Traditional Crossroads[edit]

Hagopian used the same principles and techniques he had used in remastering and re-releasing classical music and applied them to world music. He founded Traditional Crossroads with Rounder Records in 1993 on this basis.[2] Traditional Crossroads has been able to sponsor major US tours for dozens of international artists and the label has released over 150 albums. Hagopian continued working for RCA until 2002 despite the success of Traditional Crossroads.


Hagopian’s works have been nominated for Grammys several times. His work on the Artur Rubinstein Collection later earned him a Grammy nomination for Best Historical Reissue.[4] In addition, Hagopian received Grammy nominations for Fritz Kreisler: The Complete RCA Recordings[5] and Gypsy Fire.[citation needed]

The National Association of Record Distributors awarded Best String Recording of the Year to The Art of Taksim, the first recording by Traditional Crossroads.[6] The Voice of Komitas Vardapet received a French archival restoration award and Night Silence Desert received the best world music album from the Association for Independent Music (AFIM) in 2001.[citation needed]


Hagopian is married to Cynthia Rogers.
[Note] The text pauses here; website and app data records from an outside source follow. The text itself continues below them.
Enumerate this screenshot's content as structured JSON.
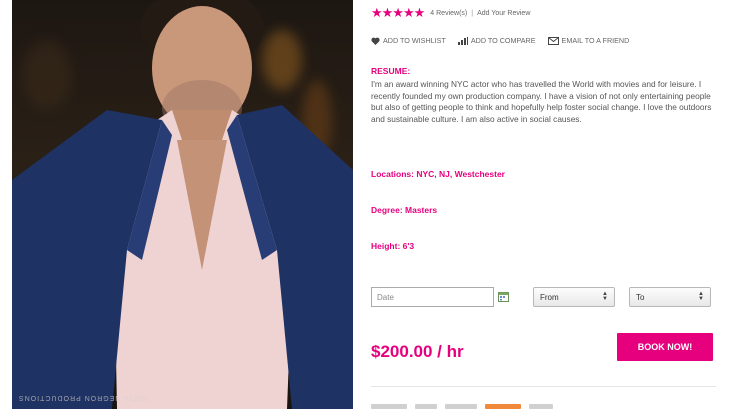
{
  "rating": {
    "stars": "★★★★★",
    "reviews": "4 Review(s)",
    "separator": "|",
    "add_review": "Add Your Review"
  },
  "actions": {
    "wishlist": "ADD TO WISHLIST",
    "compare": "ADD TO COMPARE",
    "email": "EMAIL TO A FRIEND"
  },
  "resume": {
    "title": "RESUME:",
    "text": "I'm an award winning NYC actor who has travelled the World with movies and for leisure. I recently founded my own production company. I have a vision of not only entertaining people but also of getting people to think and hopefully help foster social change. I love the outdoors and sustainable culture. I am also active in social causes."
  },
  "details": {
    "locations": "Locations: NYC, NJ, Westchester",
    "degree": "Degree: Masters",
    "height": "Height: 6'3"
  },
  "booking": {
    "date_placeholder": "Date",
    "from_value": "From",
    "to_value": "To",
    "price": "$200.00 / hr",
    "book_label": "BOOK NOW!"
  },
  "photo": {
    "watermark": "SOFIA NEGRON PRODUCTIONS"
  },
  "colors": {
    "accent": "#e6007e",
    "text": "#555555"
  }
}
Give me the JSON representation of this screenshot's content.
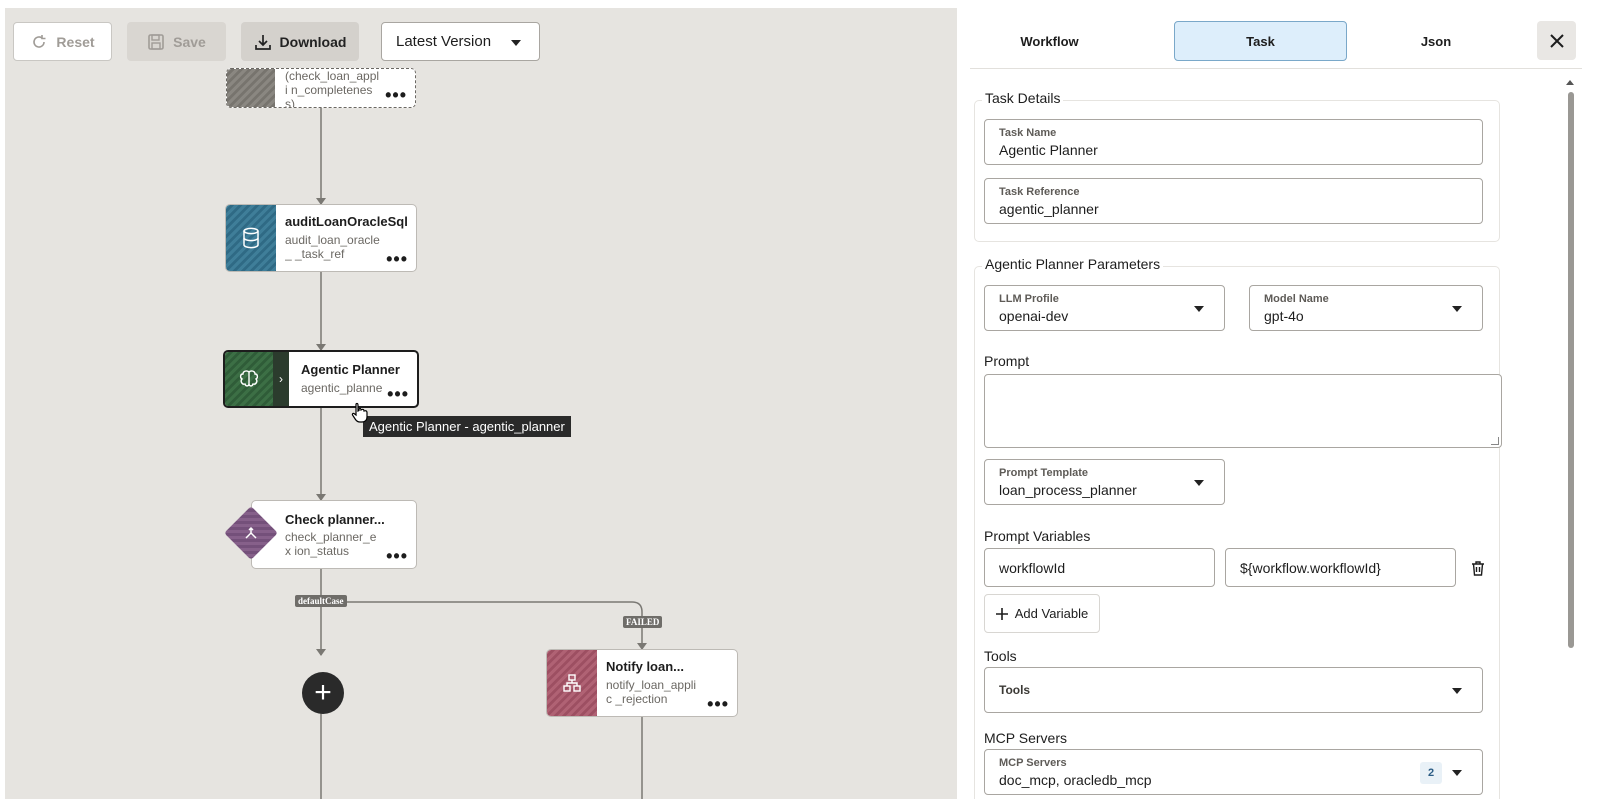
{
  "toolbar": {
    "reset_label": "Reset",
    "save_label": "Save",
    "download_label": "Download",
    "version_select": "Latest Version"
  },
  "canvas": {
    "nodes": [
      {
        "title": "",
        "ref": "(check_loan_appli n_completeness)",
        "icon": "task-icon",
        "color": "#8a8781"
      },
      {
        "title": "auditLoanOracleSql",
        "ref": "audit_loan_oracle_ _task_ref",
        "icon": "database-icon",
        "color": "#3f7e99"
      },
      {
        "title": "Agentic Planner",
        "ref": "agentic_planne",
        "icon": "brain-icon",
        "color": "#3c6f45"
      },
      {
        "title": "Check planner...",
        "ref": "check_planner_ex ion_status",
        "icon": "switch-icon",
        "color": "#86608a"
      },
      {
        "title": "Notify loan...",
        "ref": "notify_loan_applic _rejection",
        "icon": "fork-icon",
        "color": "#b06274"
      }
    ],
    "edge_labels": {
      "default_case": "defaultCase",
      "failed": "FAILED"
    },
    "node_menu": "•••",
    "add_node": "+",
    "tooltip": "Agentic Planner - agentic_planner"
  },
  "panel": {
    "tabs": {
      "workflow": "Workflow",
      "task": "Task",
      "json": "Json"
    },
    "task_details": {
      "legend": "Task Details",
      "task_name_label": "Task Name",
      "task_name_value": "Agentic Planner",
      "task_reference_label": "Task Reference",
      "task_reference_value": "agentic_planner"
    },
    "planner_params": {
      "legend": "Agentic Planner Parameters",
      "llm_profile_label": "LLM Profile",
      "llm_profile_value": "openai-dev",
      "model_name_label": "Model Name",
      "model_name_value": "gpt-4o",
      "prompt_label": "Prompt",
      "prompt_value": "",
      "prompt_template_label": "Prompt Template",
      "prompt_template_value": "loan_process_planner",
      "prompt_variables_label": "Prompt Variables",
      "variable_key": "workflowId",
      "variable_value": "${workflow.workflowId}",
      "add_variable_label": "Add Variable",
      "tools_label": "Tools",
      "tools_placeholder": "Tools",
      "mcp_servers_label": "MCP Servers",
      "mcp_field_label": "MCP Servers",
      "mcp_value": "doc_mcp, oracledb_mcp",
      "mcp_count": "2"
    }
  },
  "colors": {
    "accent_tab": "#ddeefb",
    "canvas_bg": "#e6e4e0",
    "tooltip_bg": "#2a2a2a"
  }
}
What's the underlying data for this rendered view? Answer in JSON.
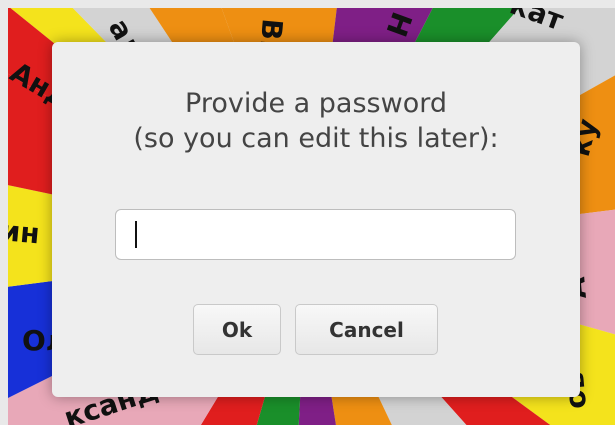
{
  "background": {
    "segment_labels": [
      "Ви",
      "Н",
      "кат",
      "ку",
      "А",
      "ов",
      "Анде",
      "ин",
      "Ол",
      "ксанд",
      "алл"
    ]
  },
  "dialog": {
    "prompt_line1": "Provide a password",
    "prompt_line2": "(so you can edit this later):",
    "password_value": "",
    "ok_label": "Ok",
    "cancel_label": "Cancel"
  },
  "colors": {
    "dialog_bg": "#eeeeee",
    "page_bg": "#e9e9e9",
    "segment_red": "#e01e1e",
    "segment_yellow": "#f4e31c",
    "segment_orange": "#ee8f12",
    "segment_purple": "#7f1f86",
    "segment_green": "#1a8f2a",
    "segment_blue": "#1730d8",
    "segment_pink": "#e8a8b8",
    "segment_gray": "#d3d3d3"
  }
}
Cynthia received her degree from the School of Professional Studies in Business and Education at Johns Hopkins University in 2005 and is Harold’s only assistant at Traditional Crossroads.[7][not in citation given] They have two sons, Felix Hagopian-Rogers and Simon Hagopian-Rogers.[8]

See also[edit]


  1. ^ a b c King, Chris (10 February 1999). "At the Crossroads". Riverfront Times. Retrieved 18 January 2011. 
  2. ^ a b c d e Winslow, Conrad (November 2009). "For the Record". The Juilliard School. Retrieved 18 January 2011. [dead link]
  3. ^ a b Ludgate, Michael (8 February 2009). "Harold Hagopian to Direct Middle Eastern Ensemble". The Canaan Institute. Retrieved 18 January 2011. [unreliable source?]
  4. ^ a b c "Harold Hagopian – profile". WOMEX - the World Music Expo. Retrieved 18 January 2011. [unreliable source?]
  5. ^ "The Complete List of Nominees". The Los Angeles Times. 8 January 1997. Retrieved 2 February 2011. 
  6. ^ "About Us". Traditional Crossroads. Retrieved 18 January 2011. [unreliable source?]
  7. ^ Henderson, Richard (7 July 2001). "Traditional Crossroads Aims For Cultural Harmony In Middle East". Billboard. Retrieved 18 January 2011. 
  8. ^ "Sherman Rogers Obituary". Nunc Pro Tunc 33 (Tulare County Bar Association). November 2007. p. 2. 

External links[edit]